• _Task to complete_: What lines in the records below contain the string "смены"? Copy every one.

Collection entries
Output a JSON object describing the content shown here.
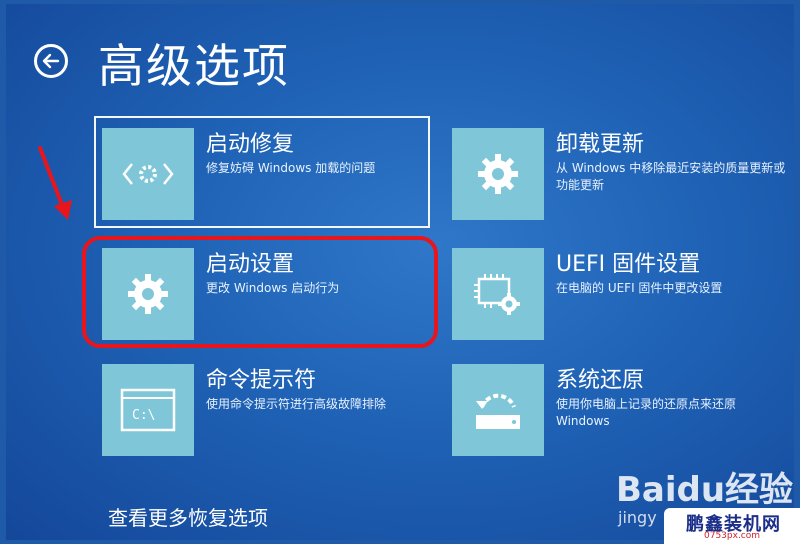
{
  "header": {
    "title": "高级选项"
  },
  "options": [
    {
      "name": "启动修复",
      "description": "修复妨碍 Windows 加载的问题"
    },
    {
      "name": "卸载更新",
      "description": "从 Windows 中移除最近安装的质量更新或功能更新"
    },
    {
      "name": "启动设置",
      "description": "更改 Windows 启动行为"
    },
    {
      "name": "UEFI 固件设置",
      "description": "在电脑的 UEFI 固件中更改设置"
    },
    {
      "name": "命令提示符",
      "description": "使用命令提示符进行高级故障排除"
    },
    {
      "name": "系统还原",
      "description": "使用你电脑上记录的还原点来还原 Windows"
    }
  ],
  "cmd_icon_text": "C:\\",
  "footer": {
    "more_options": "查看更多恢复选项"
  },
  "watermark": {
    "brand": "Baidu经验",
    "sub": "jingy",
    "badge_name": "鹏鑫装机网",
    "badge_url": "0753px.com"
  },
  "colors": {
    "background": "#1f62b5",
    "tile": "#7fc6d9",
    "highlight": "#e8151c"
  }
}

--

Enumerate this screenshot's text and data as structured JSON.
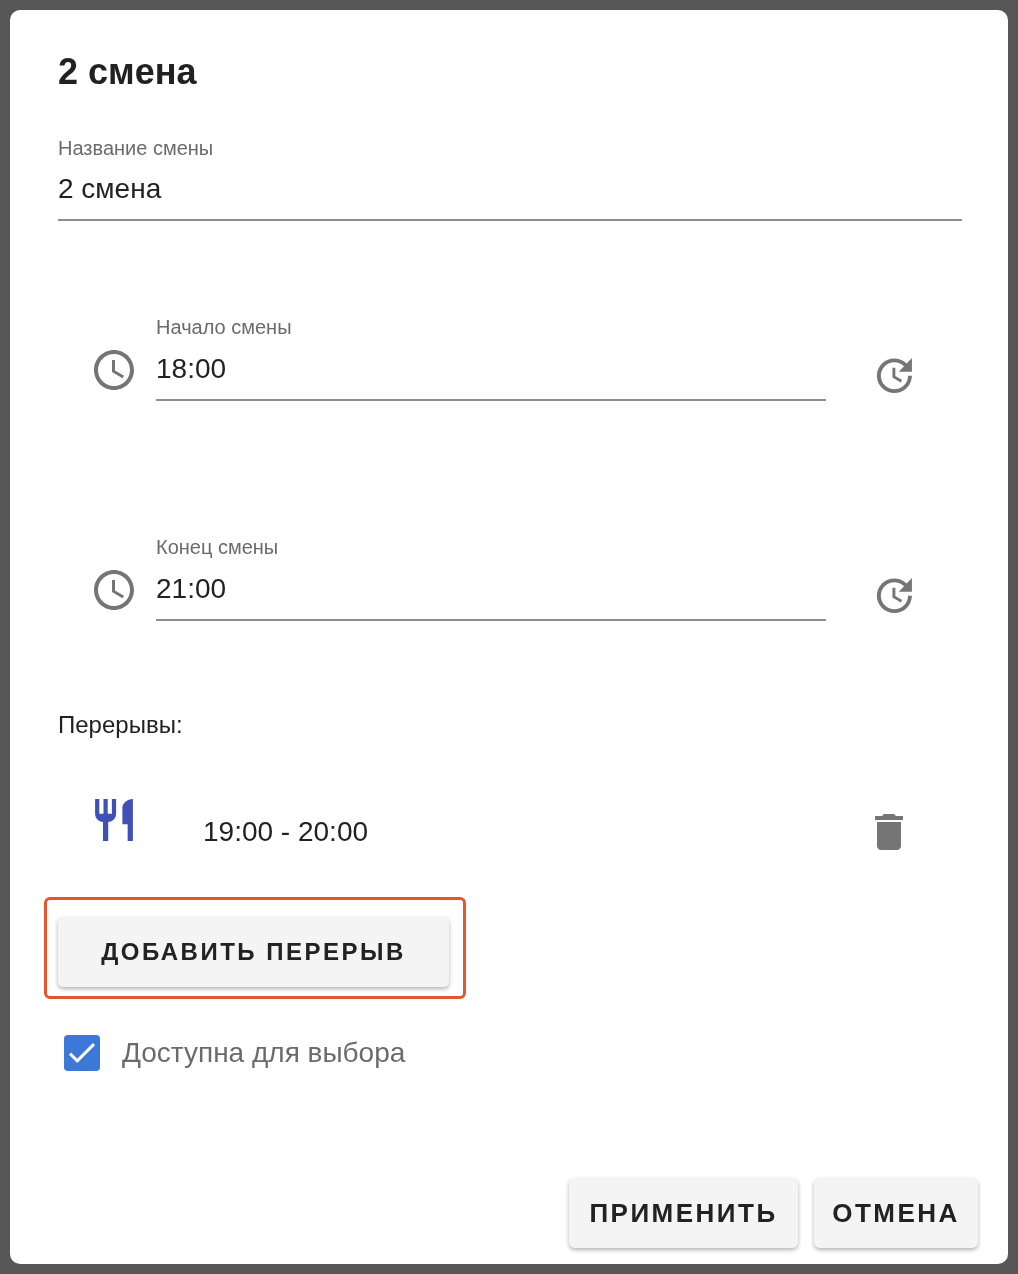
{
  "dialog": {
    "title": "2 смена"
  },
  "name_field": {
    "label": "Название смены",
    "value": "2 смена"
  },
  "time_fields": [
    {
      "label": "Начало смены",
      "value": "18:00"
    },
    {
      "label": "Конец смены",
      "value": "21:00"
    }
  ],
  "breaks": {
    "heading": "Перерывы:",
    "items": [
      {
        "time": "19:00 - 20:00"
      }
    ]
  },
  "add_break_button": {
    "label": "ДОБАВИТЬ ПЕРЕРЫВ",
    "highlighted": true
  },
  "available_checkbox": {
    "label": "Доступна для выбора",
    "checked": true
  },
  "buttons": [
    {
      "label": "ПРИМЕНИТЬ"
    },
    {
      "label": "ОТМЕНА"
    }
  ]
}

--

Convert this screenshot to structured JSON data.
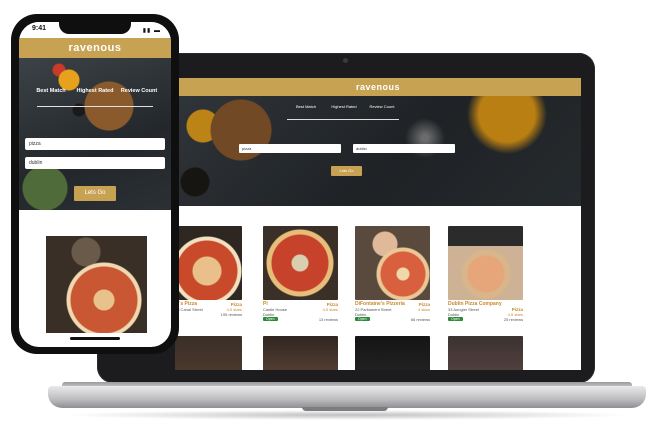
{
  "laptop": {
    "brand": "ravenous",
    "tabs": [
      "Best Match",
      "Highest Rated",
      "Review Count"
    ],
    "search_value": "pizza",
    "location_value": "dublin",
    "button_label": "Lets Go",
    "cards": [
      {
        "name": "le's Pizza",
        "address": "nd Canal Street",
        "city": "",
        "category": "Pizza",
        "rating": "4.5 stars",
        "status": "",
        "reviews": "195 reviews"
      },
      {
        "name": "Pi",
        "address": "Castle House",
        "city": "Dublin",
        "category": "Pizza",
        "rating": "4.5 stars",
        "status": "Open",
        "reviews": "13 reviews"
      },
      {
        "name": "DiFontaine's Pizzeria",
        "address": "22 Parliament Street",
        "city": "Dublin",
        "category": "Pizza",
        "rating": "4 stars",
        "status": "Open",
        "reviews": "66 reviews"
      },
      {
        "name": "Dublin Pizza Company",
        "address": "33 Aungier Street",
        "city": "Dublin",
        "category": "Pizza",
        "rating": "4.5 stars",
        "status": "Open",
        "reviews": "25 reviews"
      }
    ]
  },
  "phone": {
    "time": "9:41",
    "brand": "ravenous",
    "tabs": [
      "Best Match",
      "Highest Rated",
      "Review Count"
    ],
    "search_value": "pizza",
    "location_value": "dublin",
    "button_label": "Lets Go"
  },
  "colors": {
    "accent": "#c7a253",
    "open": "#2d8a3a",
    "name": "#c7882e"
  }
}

• _Written answer_:
    "label": "Название смены",
      "label": "Начало смены",
      "label": "Конец смены",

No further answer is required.